I would never say churches don’t do enough. Most churches I encounter are full of servant-hearted people and have a lot of amazing things going on! I just think that, as Christians, we can easily get lost in our frenzy of (good) activity. That doesn’t mean we as a church shouldn’t ever do big things; big events have their place, and have certainly been important in the history of revival. I just wonder if the answer to your initial question (What can churches do?) actually involves doing? Meaning, what if we are inadvertently squelching the Spirit by some of our manufactured doings? It’s a question worth considering. I think church leaders especially need to be in step with the Spirit and in unity with one another in moving each particular church into the corners He wants it to go.
And, actually, I would like to take away the adjective ‘simple’ that I put in front of ‘practising hospitality’…because it is not necessarily a simple thing to do! It’s simple in theory, but it is notoriously difficult in practice!
I don’t know that my answer was particularly helpful, but I was hoping to get some discussion started in folks’ feeds here since your question kinda flew under the radar.

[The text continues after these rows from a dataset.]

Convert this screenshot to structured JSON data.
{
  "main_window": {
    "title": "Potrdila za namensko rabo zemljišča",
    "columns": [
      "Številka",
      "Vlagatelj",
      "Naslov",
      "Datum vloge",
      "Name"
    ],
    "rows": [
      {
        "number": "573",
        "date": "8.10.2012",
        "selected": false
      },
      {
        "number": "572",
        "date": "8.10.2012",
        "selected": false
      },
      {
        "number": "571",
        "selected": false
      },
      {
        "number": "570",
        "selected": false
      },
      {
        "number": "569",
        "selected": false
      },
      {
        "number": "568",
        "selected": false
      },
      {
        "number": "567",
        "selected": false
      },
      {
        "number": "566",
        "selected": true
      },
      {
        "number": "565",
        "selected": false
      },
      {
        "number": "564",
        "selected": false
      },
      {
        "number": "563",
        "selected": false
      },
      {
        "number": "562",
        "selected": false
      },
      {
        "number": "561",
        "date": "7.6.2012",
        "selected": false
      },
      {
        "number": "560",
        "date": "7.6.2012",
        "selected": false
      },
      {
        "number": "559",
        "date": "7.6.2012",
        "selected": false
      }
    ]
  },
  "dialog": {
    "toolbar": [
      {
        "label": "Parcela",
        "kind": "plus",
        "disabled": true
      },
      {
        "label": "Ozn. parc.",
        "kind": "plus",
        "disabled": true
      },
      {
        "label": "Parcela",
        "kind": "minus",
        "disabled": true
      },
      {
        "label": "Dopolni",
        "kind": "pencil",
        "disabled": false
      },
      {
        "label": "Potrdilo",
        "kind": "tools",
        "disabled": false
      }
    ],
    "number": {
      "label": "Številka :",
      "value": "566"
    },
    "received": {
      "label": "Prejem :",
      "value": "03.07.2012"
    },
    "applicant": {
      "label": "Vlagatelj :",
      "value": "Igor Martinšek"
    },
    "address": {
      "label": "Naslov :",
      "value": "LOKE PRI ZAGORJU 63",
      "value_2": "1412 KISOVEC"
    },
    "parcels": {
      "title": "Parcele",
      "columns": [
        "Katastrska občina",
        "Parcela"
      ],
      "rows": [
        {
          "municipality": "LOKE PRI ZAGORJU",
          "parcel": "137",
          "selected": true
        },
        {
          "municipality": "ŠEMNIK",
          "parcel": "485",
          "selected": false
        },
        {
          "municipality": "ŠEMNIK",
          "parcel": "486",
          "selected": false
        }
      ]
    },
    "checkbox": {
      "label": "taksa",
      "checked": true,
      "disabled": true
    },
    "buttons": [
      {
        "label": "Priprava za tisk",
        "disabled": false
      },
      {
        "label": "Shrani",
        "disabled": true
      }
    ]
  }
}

When I get discouraged, I think to a bit of my own life and how God was faithful when I felt quite abandoned. As a kid, I would get so angry at my home church for not having activities- there was nothing to invite my friends to. However, as I look back on my own faith during that time, I didnt have any confidence in the Gospel. I actually figured it wasnt true and so I thought I had to focus on social activities to save the church. When I really got into apologetics and discovered how rich the Gospel truly is, everything changed. It felt like I had flipped a light switch.
I still get really discouraged sometimes, but I keep reminding myself the power lies in Christ and the Holy Spirit, never in my own efforts. If someone encounters Christ in all of his glorious love, they will never be the same. They may have to make a decision, but they will never be the same. That power will never go away, no matter how much of a minority Christian’s may one day become. We have the Gospel and Christ and the Holy Spirit on our side, and that will never vanish.
Another resource you may find helpful is Vince Vitale’s talk “The Art of Conversation.” It kind of ties into what @KMac was saying about how hospitality may spark opportunities for witnessing and growing together.
That’s a great point. We as churches certainly invest a lot in activity, well-intentioned for sure, but often times it’s surface level. I’m a big advocate for the spiritual disciplines (like hospitality, along with solitude, fasting, silence, prayer, etc), and I think most Christians don’t know how to get inwardly connected with God to bring about that revival.
Such a true statement about how we seem to rely on church for evangelism instead of our own hearts to share the gold mine that is the gospel. A mentor of mine used to say that Jesus should always be enough, because He Is!
I’ll check out Vince’s message. Thanks!